Aiman A. Humaideh
There are pockets of legend and lore in Chicago film finance, exhibition, distribution and production that may never see the light of day. It’s the kind of stuff shared when film people get together, a strand of story that weaves workers together on a film set, for instance. Here’s one assistant director Aiman Humaideh told me the first time we met, on how he got into the business in the early nineties, related with abashed wonder as if he hadn’t told it many times before during production of locally made movies like “High Fidelity,” “Wanted,” “Ocean’s Twelve,” and “While You Were Sleeping” as well as smaller films (and newer filmmakers) that gain from his years of experience.
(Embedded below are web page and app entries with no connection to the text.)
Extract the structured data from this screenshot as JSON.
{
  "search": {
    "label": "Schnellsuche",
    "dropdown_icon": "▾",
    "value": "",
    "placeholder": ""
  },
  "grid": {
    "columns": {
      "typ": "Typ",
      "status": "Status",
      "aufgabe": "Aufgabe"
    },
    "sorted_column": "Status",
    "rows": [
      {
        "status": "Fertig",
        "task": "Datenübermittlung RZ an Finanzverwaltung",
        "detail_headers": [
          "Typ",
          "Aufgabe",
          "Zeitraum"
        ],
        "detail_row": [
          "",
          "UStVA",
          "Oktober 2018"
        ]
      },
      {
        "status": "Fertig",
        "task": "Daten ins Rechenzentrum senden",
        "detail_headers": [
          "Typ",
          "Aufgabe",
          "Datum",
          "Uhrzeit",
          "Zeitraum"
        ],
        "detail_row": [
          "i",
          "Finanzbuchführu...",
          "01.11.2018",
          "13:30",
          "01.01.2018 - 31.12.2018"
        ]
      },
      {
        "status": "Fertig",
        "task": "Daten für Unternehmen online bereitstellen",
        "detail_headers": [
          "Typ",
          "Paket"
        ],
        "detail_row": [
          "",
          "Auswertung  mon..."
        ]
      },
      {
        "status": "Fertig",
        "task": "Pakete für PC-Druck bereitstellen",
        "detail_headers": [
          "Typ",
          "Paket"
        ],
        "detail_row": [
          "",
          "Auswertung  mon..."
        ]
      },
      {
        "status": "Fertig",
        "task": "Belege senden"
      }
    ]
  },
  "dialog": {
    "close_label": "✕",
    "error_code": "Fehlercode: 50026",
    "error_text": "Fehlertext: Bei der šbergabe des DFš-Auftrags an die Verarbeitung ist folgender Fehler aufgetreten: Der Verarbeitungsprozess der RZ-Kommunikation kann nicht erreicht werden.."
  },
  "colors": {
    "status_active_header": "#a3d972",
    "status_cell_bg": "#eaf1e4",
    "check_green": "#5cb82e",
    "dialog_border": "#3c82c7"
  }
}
Wearing long dreads, hoping for a ticket outside a Grateful Dead concert, Humaideh got lucky when a stranger offered him an extra, gratis. A few weeks later, around Lincoln Avenue, he got luckier when he happened onto a film set and heard a voice call him over: it was the woman who had passed him a ticket, and she was the producer of the film being shot, “Mad Dog and Glory.” Bill Murray had just run through another assistant, could he use the work? One of Humaideh’s careers had just begun. (He also works in real estate, with a notable 2008 “flip” of a Loop office building to his credit.) “Being on the set sixteen-to-eighteen hours a day for me is not like a job. I like what I do,” he said in a 2008 profile in Springfield’s State Journal-Register on how an assistant director assists. Humaideh represents the kind of industry-wide affable, unflappable professionalism that keeps crews and productions bustling in Chicago, as well as inspiring others to follow similar paths.
Ray Pride is Newcity’s film critic and a contributing editor to Filmmaker magazine.
His history of Chicago “Ghost Signs” in words and images will be published in Spring 2022.